On 27 July 2014, Fariña moved to Deportivo de La Coruña in a temporary deal. He made his La Liga debut on 23 August, starting in a 1–2 away loss against Granada CF. Fariña scored his first goal in the main category of Spanish football on 15 December, netting the winner in a home success over Elche CF. In August 2015, he joined Rayo Vallecano on loan for one season, until it was terminated early in January 2016, with the Argentine moving to Universidad de Chile until June. On 7 August 2016, Fariña moved to Greek Super League club Asteras Tripoli in another temporary deal.
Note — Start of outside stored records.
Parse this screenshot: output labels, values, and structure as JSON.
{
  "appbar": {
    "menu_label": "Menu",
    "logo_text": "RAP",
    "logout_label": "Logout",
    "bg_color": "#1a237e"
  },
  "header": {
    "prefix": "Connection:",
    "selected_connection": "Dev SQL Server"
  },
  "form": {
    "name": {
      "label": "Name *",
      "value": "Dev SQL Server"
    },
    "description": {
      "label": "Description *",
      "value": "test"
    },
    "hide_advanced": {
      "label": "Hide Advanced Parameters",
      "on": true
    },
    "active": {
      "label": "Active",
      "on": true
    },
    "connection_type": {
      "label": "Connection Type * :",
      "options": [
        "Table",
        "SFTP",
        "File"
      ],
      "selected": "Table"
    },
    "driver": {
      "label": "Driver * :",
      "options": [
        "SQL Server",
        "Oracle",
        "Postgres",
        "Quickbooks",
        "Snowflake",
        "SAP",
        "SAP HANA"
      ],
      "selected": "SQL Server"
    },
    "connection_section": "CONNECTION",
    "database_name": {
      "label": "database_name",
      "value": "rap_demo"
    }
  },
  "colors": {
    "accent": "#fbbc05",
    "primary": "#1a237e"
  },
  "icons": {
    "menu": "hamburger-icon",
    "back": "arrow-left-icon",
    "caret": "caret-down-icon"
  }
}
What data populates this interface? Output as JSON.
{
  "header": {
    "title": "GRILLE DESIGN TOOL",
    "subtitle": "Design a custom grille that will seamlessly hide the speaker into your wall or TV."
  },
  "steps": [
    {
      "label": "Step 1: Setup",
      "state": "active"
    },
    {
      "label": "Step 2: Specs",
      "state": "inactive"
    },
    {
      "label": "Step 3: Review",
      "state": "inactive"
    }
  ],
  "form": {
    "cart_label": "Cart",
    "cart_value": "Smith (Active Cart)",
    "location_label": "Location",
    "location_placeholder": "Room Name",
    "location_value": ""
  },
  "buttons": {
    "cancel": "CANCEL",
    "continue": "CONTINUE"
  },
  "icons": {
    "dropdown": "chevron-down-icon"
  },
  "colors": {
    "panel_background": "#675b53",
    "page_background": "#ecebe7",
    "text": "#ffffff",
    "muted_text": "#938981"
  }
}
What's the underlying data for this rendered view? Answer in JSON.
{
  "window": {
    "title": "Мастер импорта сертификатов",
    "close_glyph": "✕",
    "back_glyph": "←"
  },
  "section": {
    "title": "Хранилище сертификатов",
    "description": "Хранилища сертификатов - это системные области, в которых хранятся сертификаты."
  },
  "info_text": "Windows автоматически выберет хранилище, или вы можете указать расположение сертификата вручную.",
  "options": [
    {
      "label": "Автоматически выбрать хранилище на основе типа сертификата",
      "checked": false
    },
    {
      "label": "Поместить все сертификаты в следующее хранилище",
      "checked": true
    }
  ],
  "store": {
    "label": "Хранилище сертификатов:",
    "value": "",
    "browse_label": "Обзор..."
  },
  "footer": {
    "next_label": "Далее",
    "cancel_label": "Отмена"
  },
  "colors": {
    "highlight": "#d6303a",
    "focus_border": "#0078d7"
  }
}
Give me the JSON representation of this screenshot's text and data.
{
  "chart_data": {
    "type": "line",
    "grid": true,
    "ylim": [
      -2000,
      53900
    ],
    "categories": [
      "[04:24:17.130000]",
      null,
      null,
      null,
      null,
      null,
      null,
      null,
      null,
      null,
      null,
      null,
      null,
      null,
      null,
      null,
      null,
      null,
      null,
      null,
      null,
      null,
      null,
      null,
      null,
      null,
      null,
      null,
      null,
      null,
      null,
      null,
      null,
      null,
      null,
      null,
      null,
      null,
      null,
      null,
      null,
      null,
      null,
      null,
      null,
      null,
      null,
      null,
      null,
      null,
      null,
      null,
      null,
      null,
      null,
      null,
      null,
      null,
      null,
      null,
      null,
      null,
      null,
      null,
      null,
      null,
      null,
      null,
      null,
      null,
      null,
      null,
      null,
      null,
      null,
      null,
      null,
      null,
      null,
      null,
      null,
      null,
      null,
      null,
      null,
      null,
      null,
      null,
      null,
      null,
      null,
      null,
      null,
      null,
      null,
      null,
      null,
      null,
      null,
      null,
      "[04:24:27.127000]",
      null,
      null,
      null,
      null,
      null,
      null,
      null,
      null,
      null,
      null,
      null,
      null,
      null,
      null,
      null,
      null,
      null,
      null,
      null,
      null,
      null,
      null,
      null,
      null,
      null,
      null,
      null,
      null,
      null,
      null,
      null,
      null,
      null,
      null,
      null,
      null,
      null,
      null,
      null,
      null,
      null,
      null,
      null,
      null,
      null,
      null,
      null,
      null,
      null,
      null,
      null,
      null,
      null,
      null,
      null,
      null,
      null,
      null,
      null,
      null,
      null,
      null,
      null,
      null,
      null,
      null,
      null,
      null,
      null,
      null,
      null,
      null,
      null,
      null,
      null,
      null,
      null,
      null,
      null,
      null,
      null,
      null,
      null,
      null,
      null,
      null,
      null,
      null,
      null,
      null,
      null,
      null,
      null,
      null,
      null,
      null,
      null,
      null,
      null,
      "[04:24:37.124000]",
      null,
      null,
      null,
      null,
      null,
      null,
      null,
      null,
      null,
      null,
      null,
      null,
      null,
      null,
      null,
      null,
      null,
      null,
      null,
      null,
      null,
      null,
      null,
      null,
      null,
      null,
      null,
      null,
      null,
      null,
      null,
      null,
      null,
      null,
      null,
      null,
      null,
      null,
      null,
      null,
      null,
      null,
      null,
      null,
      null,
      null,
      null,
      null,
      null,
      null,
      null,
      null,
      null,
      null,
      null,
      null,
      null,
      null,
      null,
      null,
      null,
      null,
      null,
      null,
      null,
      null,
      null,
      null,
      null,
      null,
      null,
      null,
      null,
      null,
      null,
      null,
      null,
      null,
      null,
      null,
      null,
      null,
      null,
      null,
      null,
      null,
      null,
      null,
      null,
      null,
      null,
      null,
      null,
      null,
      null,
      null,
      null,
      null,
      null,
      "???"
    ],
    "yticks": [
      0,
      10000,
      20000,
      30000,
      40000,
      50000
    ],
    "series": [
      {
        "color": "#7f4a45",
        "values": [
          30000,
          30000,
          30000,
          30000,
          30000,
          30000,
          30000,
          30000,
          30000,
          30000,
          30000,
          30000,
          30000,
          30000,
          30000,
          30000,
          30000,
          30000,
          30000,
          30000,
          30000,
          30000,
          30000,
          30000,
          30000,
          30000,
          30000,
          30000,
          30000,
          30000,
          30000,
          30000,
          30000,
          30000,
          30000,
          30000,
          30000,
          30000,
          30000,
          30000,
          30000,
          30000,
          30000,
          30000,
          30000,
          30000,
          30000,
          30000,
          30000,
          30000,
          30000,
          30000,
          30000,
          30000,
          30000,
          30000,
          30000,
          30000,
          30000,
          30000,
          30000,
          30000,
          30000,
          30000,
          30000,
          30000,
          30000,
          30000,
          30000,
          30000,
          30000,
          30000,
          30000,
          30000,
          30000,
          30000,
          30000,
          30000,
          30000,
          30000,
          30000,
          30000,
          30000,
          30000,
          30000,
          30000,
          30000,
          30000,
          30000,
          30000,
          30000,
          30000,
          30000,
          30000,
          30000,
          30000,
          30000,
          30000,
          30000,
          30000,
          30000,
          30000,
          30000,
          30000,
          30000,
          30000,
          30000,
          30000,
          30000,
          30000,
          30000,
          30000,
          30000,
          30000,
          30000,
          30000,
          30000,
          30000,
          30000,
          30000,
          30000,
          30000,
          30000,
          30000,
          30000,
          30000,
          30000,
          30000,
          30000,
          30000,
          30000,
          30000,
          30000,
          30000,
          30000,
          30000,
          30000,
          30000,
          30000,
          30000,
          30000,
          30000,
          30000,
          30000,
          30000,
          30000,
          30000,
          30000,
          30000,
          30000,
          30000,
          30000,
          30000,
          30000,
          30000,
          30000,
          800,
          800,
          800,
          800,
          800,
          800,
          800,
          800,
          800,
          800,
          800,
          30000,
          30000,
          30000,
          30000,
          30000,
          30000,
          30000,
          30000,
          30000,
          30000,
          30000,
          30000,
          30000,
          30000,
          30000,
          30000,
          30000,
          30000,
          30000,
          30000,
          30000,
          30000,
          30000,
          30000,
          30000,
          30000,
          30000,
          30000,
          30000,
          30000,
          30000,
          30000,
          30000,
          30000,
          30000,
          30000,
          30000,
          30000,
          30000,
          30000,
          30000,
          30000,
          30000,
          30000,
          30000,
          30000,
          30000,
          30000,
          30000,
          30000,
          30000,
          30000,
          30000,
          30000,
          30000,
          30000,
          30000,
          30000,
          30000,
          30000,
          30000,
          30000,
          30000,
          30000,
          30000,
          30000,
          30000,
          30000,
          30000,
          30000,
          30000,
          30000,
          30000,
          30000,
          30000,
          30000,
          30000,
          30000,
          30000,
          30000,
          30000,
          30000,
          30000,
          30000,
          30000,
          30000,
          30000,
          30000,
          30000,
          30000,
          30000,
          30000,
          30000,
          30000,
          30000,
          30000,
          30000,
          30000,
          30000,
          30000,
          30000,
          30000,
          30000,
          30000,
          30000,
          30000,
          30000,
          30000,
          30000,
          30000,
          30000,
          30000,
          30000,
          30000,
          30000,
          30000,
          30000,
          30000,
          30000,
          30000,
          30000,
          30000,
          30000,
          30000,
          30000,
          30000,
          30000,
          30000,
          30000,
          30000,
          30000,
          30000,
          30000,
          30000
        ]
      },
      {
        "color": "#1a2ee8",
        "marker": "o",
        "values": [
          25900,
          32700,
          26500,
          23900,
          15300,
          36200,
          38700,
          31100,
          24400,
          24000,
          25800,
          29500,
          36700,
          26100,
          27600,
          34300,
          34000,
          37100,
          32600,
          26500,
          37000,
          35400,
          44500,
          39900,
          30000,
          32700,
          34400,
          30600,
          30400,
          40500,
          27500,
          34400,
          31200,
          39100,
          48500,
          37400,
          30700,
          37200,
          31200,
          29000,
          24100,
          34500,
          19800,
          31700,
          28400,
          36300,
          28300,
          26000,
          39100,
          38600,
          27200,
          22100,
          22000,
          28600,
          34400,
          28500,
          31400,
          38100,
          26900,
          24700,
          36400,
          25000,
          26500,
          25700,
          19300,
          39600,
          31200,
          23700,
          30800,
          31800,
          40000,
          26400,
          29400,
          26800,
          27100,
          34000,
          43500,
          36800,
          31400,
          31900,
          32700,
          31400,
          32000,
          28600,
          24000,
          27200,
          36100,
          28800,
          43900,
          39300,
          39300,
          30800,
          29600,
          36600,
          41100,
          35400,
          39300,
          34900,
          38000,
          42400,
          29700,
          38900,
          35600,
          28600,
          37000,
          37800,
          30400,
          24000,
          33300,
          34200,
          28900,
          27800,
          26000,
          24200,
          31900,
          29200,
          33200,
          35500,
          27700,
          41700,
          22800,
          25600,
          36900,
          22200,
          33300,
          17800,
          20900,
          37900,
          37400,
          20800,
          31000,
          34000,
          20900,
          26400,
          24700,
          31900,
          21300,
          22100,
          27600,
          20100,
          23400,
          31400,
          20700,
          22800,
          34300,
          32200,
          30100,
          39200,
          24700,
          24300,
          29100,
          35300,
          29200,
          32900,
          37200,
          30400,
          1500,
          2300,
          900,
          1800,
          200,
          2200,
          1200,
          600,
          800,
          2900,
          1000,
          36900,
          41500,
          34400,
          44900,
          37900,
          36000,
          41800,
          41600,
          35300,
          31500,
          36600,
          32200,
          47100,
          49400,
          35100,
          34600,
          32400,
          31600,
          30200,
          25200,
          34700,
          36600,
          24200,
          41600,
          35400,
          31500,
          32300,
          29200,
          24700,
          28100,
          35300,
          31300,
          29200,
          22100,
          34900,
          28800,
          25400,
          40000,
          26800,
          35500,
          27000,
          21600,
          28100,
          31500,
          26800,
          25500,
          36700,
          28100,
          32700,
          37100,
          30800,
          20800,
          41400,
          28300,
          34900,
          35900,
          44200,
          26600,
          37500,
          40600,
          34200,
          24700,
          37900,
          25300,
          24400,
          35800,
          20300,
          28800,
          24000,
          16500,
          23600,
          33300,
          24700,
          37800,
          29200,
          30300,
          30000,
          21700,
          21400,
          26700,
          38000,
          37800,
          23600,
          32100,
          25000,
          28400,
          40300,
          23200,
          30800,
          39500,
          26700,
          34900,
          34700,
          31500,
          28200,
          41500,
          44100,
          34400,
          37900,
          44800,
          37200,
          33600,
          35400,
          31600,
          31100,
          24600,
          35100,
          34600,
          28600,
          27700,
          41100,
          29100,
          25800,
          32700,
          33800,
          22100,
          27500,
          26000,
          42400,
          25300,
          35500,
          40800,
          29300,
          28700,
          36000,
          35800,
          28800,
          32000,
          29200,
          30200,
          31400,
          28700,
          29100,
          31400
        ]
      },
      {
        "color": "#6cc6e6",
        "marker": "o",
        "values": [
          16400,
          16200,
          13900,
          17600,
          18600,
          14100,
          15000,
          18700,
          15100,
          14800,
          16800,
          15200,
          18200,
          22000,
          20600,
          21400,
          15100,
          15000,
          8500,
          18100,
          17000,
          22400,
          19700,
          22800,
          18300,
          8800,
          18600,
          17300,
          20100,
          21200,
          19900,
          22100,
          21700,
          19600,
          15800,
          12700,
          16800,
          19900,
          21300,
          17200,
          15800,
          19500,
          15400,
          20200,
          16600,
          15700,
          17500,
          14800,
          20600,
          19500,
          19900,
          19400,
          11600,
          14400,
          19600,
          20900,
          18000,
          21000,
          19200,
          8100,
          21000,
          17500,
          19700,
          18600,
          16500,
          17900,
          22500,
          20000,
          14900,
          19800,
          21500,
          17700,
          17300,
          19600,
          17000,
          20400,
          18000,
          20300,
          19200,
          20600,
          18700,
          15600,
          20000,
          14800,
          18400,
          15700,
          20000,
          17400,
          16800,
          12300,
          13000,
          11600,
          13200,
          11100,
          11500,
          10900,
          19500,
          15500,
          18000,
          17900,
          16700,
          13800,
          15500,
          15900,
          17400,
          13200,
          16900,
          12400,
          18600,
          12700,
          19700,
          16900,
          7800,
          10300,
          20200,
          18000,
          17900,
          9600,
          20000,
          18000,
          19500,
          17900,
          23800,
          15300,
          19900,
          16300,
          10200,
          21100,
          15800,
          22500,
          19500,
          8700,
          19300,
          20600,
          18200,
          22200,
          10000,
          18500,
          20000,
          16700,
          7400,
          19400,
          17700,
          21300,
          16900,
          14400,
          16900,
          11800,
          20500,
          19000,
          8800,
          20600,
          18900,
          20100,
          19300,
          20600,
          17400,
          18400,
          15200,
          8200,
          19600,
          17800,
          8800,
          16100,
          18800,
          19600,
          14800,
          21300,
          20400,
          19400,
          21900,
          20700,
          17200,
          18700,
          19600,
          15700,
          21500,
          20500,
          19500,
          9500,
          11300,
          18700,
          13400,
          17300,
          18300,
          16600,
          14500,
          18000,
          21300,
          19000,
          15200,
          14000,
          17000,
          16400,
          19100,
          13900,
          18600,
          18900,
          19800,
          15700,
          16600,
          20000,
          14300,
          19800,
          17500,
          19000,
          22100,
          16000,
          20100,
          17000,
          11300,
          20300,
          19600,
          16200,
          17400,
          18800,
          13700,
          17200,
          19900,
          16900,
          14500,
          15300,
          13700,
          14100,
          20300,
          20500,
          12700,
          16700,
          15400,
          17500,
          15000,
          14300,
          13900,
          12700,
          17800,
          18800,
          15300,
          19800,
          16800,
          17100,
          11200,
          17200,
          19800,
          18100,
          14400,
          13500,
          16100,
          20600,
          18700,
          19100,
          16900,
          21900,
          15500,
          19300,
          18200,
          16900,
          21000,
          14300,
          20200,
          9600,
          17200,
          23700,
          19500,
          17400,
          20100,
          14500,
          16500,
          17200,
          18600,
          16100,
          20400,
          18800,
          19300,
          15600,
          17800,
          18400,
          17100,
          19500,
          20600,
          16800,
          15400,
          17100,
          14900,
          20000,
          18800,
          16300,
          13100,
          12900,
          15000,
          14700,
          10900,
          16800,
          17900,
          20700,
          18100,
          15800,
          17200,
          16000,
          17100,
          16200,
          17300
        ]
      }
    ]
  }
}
A year the 26-year old rescinded his contract with Benfica, without representing them, signed a three-year contract with Aves. Fariña's parents were born in Paraguay, with himself holding a Paraguayan citizenship since December 2014. Racing ClubCopa Argentina: Runner-up 2011–12 Luis Fariña at ForaDeJogo Luis Fariña – Argentine Primera statistics at Fútbol XXI Luis Fariña at ESPN FC Luis Fariña at Soccerbase Luis Fariña at Soccerway
Greenstone is a common generic term for valuable, green-hued minerals and metamorphosed igneous rocks and stones which early cultures used in the fashioning of hardstone carvings such as jewelry, ritual tools, various other artifacts. Greenstone artifacts may be made of greenschist, serpentine, chrysoprase, nephrite, chloromelanite among other green-hued minerals; the term includes jade and jadeite, although these are more identified by these latter terms. The greenish hue of these rocks derives from the presence of minerals such as chlorite, hornblende, or epidote. Greenstone minerals were selected for their color rather than their chemical composition. In archaeology therefore, having a loosely applied general term is at least influenced by the observation that ancient cultures used and considered these various green-hued materials as interchangeable. Greenstone objects are found considerable distances from the source of the rock, indicating early travel or trading networks. A polished jadeite axe head in the British Museum was found in Canterbury, Kent but uses stone from the Alps of Northern Italy, objects from other parts of the world had travelled comparable distances to their findspots.
Ancient China and Mesoamerica have special reputations for the prevalence and significance of greenstone usage. Greenstones figure prominently in the indigenous cultures of southeastern Australia, among the Māori of New Zealand. Neolithic Europe used greenstone for prestige versions of axe tools, not made for use. H. D. Skinner, Otago University Museum. "New Zealand Greenstone". Transactions and Proceedings of the Royal Society of New Zealand. 65: 211–220. F. J. Turner, Otago University. "Geological Investigation of the Nephrites and Related "Greenstones" used by the Maoris of Otago and South Canterbury". Transactions and Proceedings of the Royal Society of New Zealand. 65: 187–210